Directions for this task =
For each record below, output its text exactly and skip any picture.
[Start of Attachment]
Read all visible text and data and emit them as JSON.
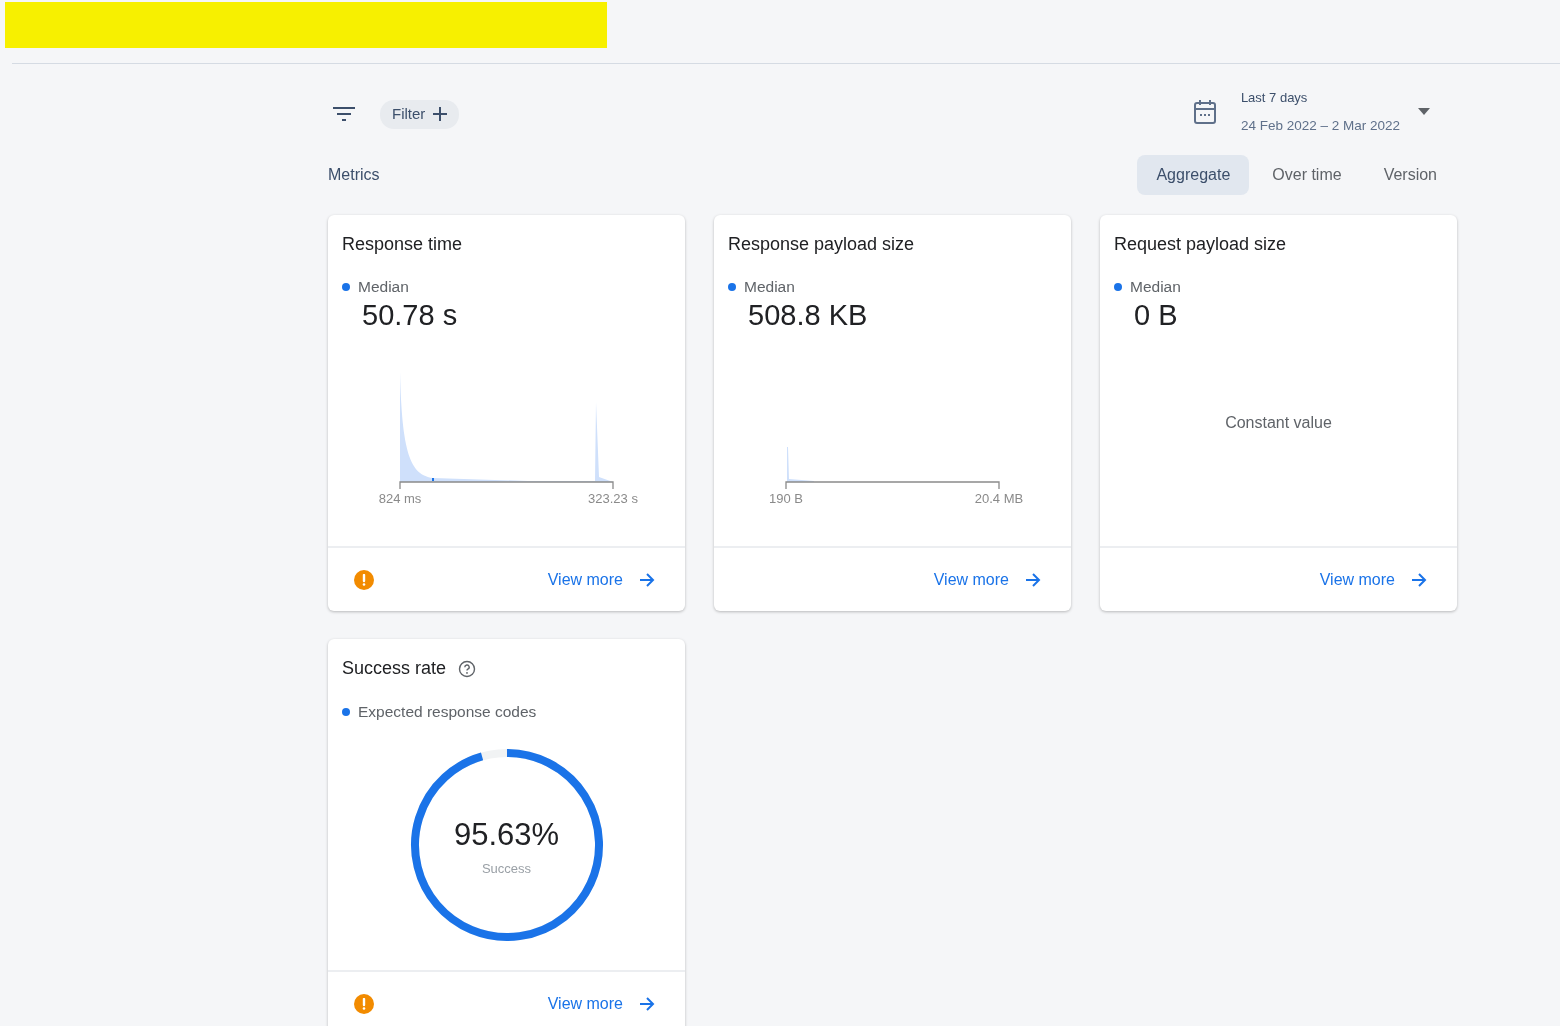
{
  "toolbar": {
    "filter_label": "Filter",
    "date_range": {
      "label": "Last 7 days",
      "range": "24 Feb 2022 – 2 Mar 2022"
    }
  },
  "section_title": "Metrics",
  "view_tabs": [
    {
      "label": "Aggregate",
      "selected": true
    },
    {
      "label": "Over time",
      "selected": false
    },
    {
      "label": "Version",
      "selected": false
    }
  ],
  "cards": [
    {
      "kind": "bimodal",
      "title": "Response time",
      "help": false,
      "legend": "Median",
      "value": "50.78 s",
      "min_label": "824 ms",
      "max_label": "323.23 s",
      "warning": true,
      "link": "View more"
    },
    {
      "kind": "flat",
      "title": "Response payload size",
      "help": false,
      "legend": "Median",
      "value": "508.8 KB",
      "min_label": "190 B",
      "max_label": "20.4 MB",
      "warning": false,
      "link": "View more"
    },
    {
      "kind": "constant",
      "title": "Request payload size",
      "help": false,
      "legend": "Median",
      "value": "0 B",
      "note": "Constant value",
      "warning": false,
      "link": "View more"
    },
    {
      "kind": "donut",
      "title": "Success rate",
      "help": true,
      "legend": "Expected response codes",
      "value": "95.63%",
      "caption": "Success",
      "level": 0.9563,
      "warning": true,
      "link": "View more"
    }
  ]
}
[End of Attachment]
Exercise output =
Read all visible text and data and emit them as JSON.
{
  "toolbar": {
    "filter_label": "Filter",
    "date_range": {
      "label": "Last 7 days",
      "range": "24 Feb 2022 – 2 Mar 2022"
    }
  },
  "section_title": "Metrics",
  "view_tabs": [
    {
      "label": "Aggregate",
      "selected": true
    },
    {
      "label": "Over time",
      "selected": false
    },
    {
      "label": "Version",
      "selected": false
    }
  ],
  "cards": [
    {
      "kind": "bimodal",
      "title": "Response time",
      "help": false,
      "legend": "Median",
      "value": "50.78 s",
      "min_label": "824 ms",
      "max_label": "323.23 s",
      "warning": true,
      "link": "View more"
    },
    {
      "kind": "flat",
      "title": "Response payload size",
      "help": false,
      "legend": "Median",
      "value": "508.8 KB",
      "min_label": "190 B",
      "max_label": "20.4 MB",
      "warning": false,
      "link": "View more"
    },
    {
      "kind": "constant",
      "title": "Request payload size",
      "help": false,
      "legend": "Median",
      "value": "0 B",
      "note": "Constant value",
      "warning": false,
      "link": "View more"
    },
    {
      "kind": "donut",
      "title": "Success rate",
      "help": true,
      "legend": "Expected response codes",
      "value": "95.63%",
      "caption": "Success",
      "level": 0.9563,
      "warning": true,
      "link": "View more"
    }
  ]
}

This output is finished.